From The Globe and Mail
Samantha was getting ready for school.
“Omigod, Mom! I left my good hairbrush at Trisha’s. Omigod.”
“That’s too bad, dear. I guess you’ll have to use one of the others in the bathroom.”
“But I can’t. I have to be ready for school in five minutes and the other brushes don’t do it right. They make my hair look all freaky. Omigod, I can’t go to school. Omigod.” “I’m sure your hair will be fine for one day.”
Later, at the dinner table:
“Omigod, Jason, stop eating that way, it’s disgusting. Dad, you have to make him eat like a human. I can’t sit at this table with him eating like that. Dad, you have to do something.”
“Jason, try to be a little neater,” said the children’s father.
“Dad! He’s still doing it.”
Jason gave his sister a big smile.
“Omigod, I can’t stand this house. Everybody drives me crazy.” And Samantha burst into tears and left the table.
Some teenagers – certainly more of them girls than guys – seem to be at the centre of one drama after another. They appear unable to get through a day without multiple crises. Their constant complaint is about how everyone is especially inconsiderate of them, and as a result causes them great suffering. Somehow, what isn’t a big deal for others is a major disaster for them.
“Well, it’s not my fault that my feelings are more sensitive than other people’s. If people were in my body for one day they’d see what it’s like being me. It’s not my fault. People just have to be more considerate.”
Why are these teens like this?
People can have different temperaments. With some, their feelings are just volatile. They are less able to have day-to-day disruptions simply bounce off of them. But it is also true that many grow to like the role of the brave princess at the centre of the grand tragedy that is their life.
“Well, it’s true. People really don’t understand.”
They are not faking their distress. They do suffer. And they are not bad people. They can be considerate of others. The majority grow up to be nice.
The problem is that the expression of their distress can often be loud and lengthy. It can be hard to live under the same roof.
“I can feel it,” Samantha’s mother says. “As soon as she comes into the room, my blood pressure goes up.”
Unfortunately, it is easy to get caught up in the hysteria yourself.
What not to do:
Challenge or belittle them. That only fuels the fire: “Oh, for goodness sake, Samantha, just cool it. You’ll survive without your precious hairbrush.”
“See, you’re against me too. Everybody’s against me.”
Try to convince them it’s no big deal: “Samantha, just use one of the other hairbrushes, then look in the mirror. You’ll see it’s fine.”
“Omigod. You really don’t understand, do you?”
What to do:
Sympathize, genuinely. But maybe not too much.
And then disengage.
“I’m sorry you don’t have your good hairbrush.”
“But I can’t go to school without it, Mom. I can’t.”
“I’m sorry about your hairbrush.”
“Mom! You don’t understand.”
“I don’t know what to tell you, Samantha, but I love you.”
And then disengage.
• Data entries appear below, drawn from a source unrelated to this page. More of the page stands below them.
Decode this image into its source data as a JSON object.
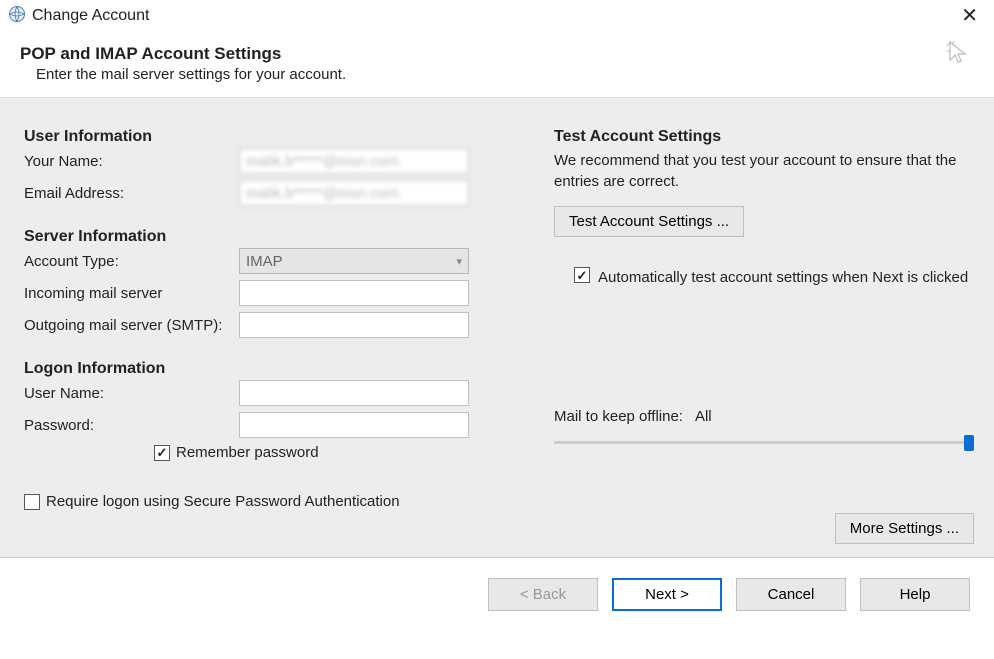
{
  "titlebar": {
    "title": "Change Account"
  },
  "header": {
    "title": "POP and IMAP Account Settings",
    "subtitle": "Enter the mail server settings for your account."
  },
  "left": {
    "userInfo": {
      "heading": "User Information",
      "yourNameLabel": "Your Name:",
      "yourNameValue": "malik.b*****@msn.com",
      "emailLabel": "Email Address:",
      "emailValue": "malik.b*****@msn.com"
    },
    "serverInfo": {
      "heading": "Server Information",
      "accountTypeLabel": "Account Type:",
      "accountTypeValue": "IMAP",
      "incomingLabel": "Incoming mail server",
      "incomingValue": "",
      "outgoingLabel": "Outgoing mail server (SMTP):",
      "outgoingValue": ""
    },
    "logonInfo": {
      "heading": "Logon Information",
      "userNameLabel": "User Name:",
      "userNameValue": "",
      "passwordLabel": "Password:",
      "passwordValue": "",
      "rememberLabel": "Remember password",
      "rememberChecked": true,
      "spaLabel": "Require logon using Secure Password Authentication",
      "spaChecked": false
    }
  },
  "right": {
    "testHeading": "Test Account Settings",
    "testDesc": "We recommend that you test your account to ensure that the entries are correct.",
    "testButton": "Test Account Settings ...",
    "autoTestLabel": "Automatically test account settings when Next is clicked",
    "autoTestChecked": true,
    "offlineLabel": "Mail to keep offline:",
    "offlineValue": "All",
    "moreSettingsButton": "More Settings ..."
  },
  "footer": {
    "back": "< Back",
    "next": "Next >",
    "cancel": "Cancel",
    "help": "Help"
  }
}
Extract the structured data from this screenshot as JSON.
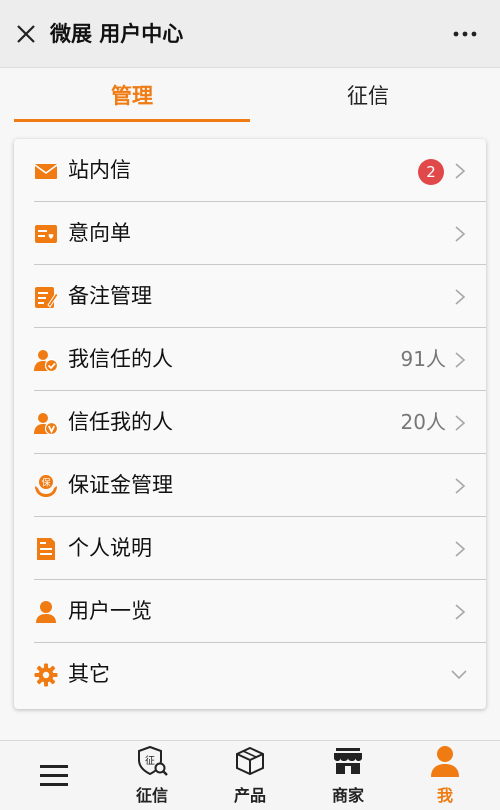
{
  "window": {
    "title": "微展 用户中心",
    "close_icon": "close-icon",
    "more_icon": "more-icon"
  },
  "tabs": [
    {
      "label": "管理",
      "active": true
    },
    {
      "label": "征信",
      "active": false
    }
  ],
  "menu": [
    {
      "label": "站内信",
      "icon": "envelope-icon",
      "badge": "2"
    },
    {
      "label": "意向单",
      "icon": "order-icon"
    },
    {
      "label": "备注管理",
      "icon": "note-icon"
    },
    {
      "label": "我信任的人",
      "icon": "user-check-icon",
      "count": "91人"
    },
    {
      "label": "信任我的人",
      "icon": "user-v-icon",
      "count": "20人"
    },
    {
      "label": "保证金管理",
      "icon": "deposit-icon"
    },
    {
      "label": "个人说明",
      "icon": "document-icon"
    },
    {
      "label": "用户一览",
      "icon": "user-icon"
    },
    {
      "label": "其它",
      "icon": "gear-icon"
    }
  ],
  "bottom_nav": {
    "menu_icon": "hamburger-icon",
    "items": [
      {
        "label": "征信",
        "icon": "credit-icon"
      },
      {
        "label": "产品",
        "icon": "box-icon"
      },
      {
        "label": "商家",
        "icon": "store-icon"
      },
      {
        "label": "我",
        "icon": "person-icon",
        "active": true
      }
    ]
  },
  "colors": {
    "accent": "#f07b12",
    "badge": "#e0484a"
  }
}
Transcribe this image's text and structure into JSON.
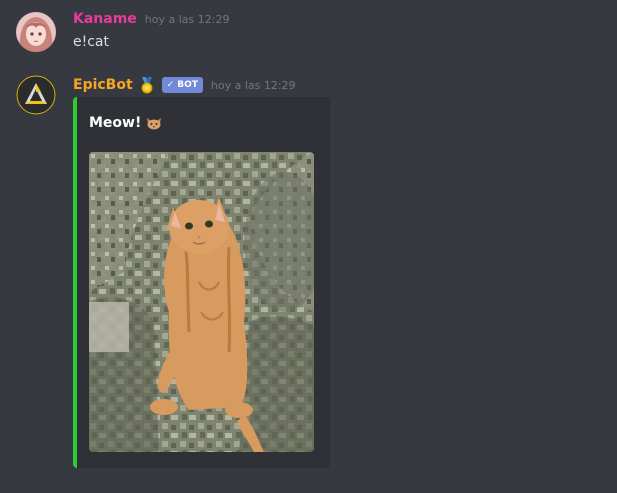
{
  "messages": [
    {
      "username": "Kaname",
      "username_color": "#e93b9f",
      "timestamp": "hoy a las 12:29",
      "text": "e!cat",
      "avatar": "anime-girl-avatar"
    },
    {
      "username": "EpicBot",
      "username_color": "#f6a623",
      "timestamp": "hoy a las 12:29",
      "badge_icon": "medal-icon",
      "bot_tag": "BOT",
      "avatar": "epicbot-logo-avatar",
      "embed": {
        "title": "Meow!",
        "title_emoji": "cat-face-icon",
        "bar_color": "#2ecc2e",
        "image": "orange-cat-photo"
      }
    }
  ]
}
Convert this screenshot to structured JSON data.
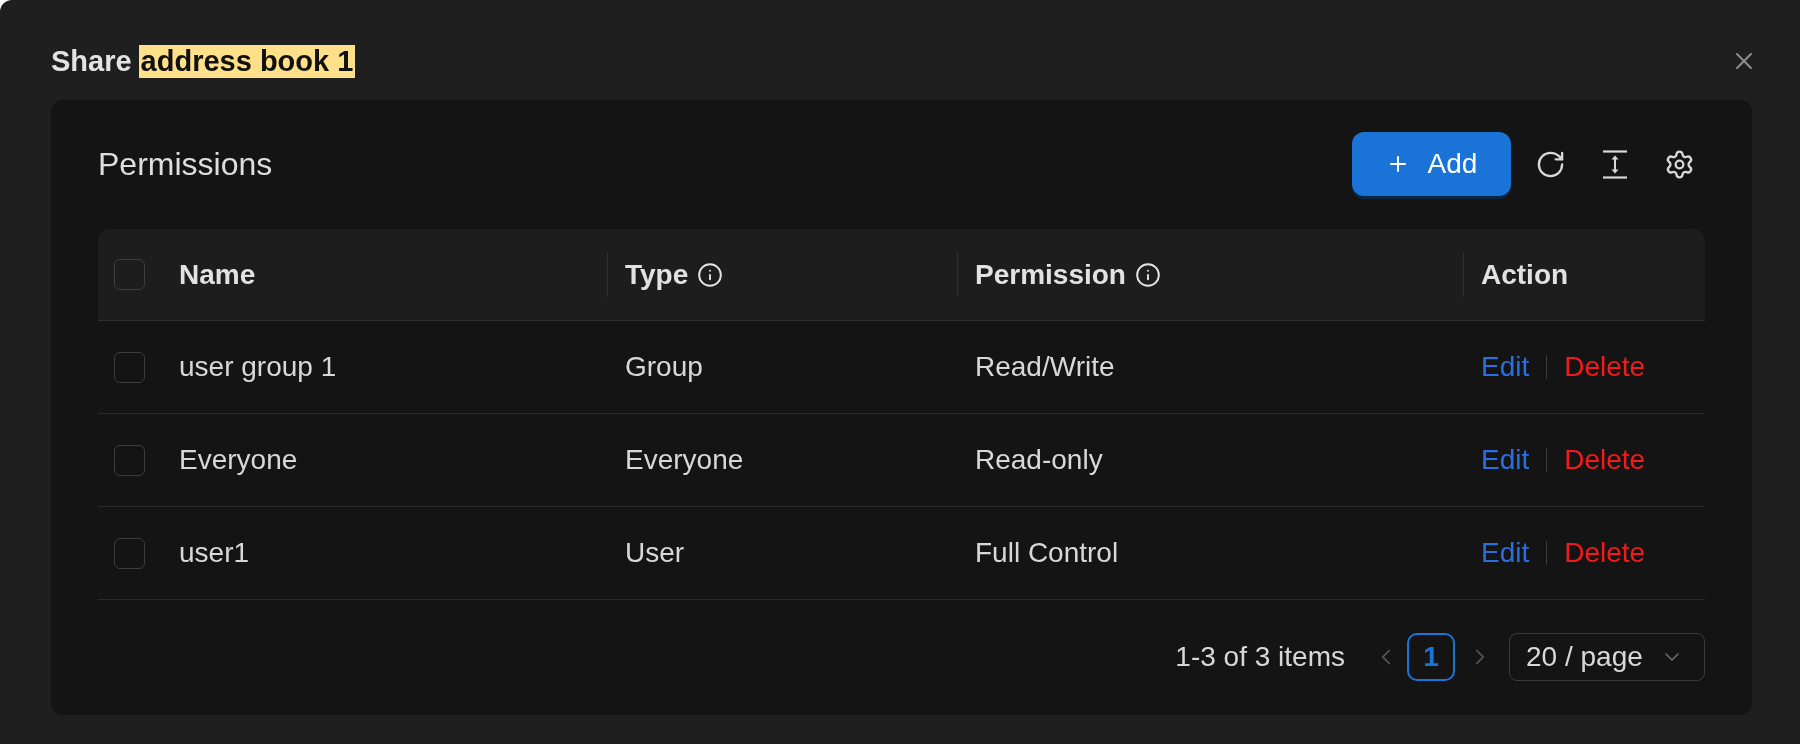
{
  "dialog": {
    "title": "Share",
    "title_highlight": "address book 1"
  },
  "panel": {
    "title": "Permissions",
    "add_button": "Add"
  },
  "table": {
    "select_all": {
      "checked": false
    },
    "columns": [
      {
        "label": "Name",
        "kind": "plain"
      },
      {
        "label": "Type",
        "kind": "info"
      },
      {
        "label": "Permission",
        "kind": "info"
      },
      {
        "label": "Action",
        "kind": "plain"
      }
    ],
    "rows": [
      {
        "checked": false,
        "name": "user group 1",
        "type": "Group",
        "permission": "Read/Write",
        "actions": [
          {
            "label": "Edit",
            "kind": "edit"
          },
          {
            "label": "Delete",
            "kind": "danger"
          }
        ]
      },
      {
        "checked": false,
        "name": "Everyone",
        "type": "Everyone",
        "permission": "Read-only",
        "actions": [
          {
            "label": "Edit",
            "kind": "edit"
          },
          {
            "label": "Delete",
            "kind": "danger"
          }
        ]
      },
      {
        "checked": false,
        "name": "user1",
        "type": "User",
        "permission": "Full Control",
        "actions": [
          {
            "label": "Edit",
            "kind": "edit"
          },
          {
            "label": "Delete",
            "kind": "danger"
          }
        ]
      }
    ]
  },
  "pagination": {
    "summary": "1-3 of 3 items",
    "prev": {
      "disabled": true
    },
    "pages": [
      {
        "label": "1",
        "selected": true
      }
    ],
    "next": {
      "disabled": true
    },
    "page_size": "20 / page"
  }
}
Maybe she will go to school and maybe she won’t. But usually she will – if you let her be.
“Fine. Whatever. I used one of the other brushes. I look like a witch. Whatever. Bye.”
And if Samantha storms from the table because of her brother’s eating habits?
Let her go.
If their drama-queen activity is not just hard to live with, but also seems to be damaging their lives – they’re becoming socially isolated and unhappy – then maybe you do need to seek some form of professional counselling.
But for most drama queens, you can’t so much change them as let them learn on their own. This happens gradually as they go out into the world. In the end, fortunately, most of them do learn – at least somewhat.
“The bad stuff that always happens to me, nobody seems to understand. I really do suffer. But they just don’t care. In fact they don’t seem to want to hear about it. I guess I have a choice. Either I can keep boring people with how I feel, or I can keep some stuff to myself.
“But maybe it’ll be okay if I tell Trisha how rude April was to me yesterday.”
Clinical psychologist Anthony E. Wolf is the author of several parenting books.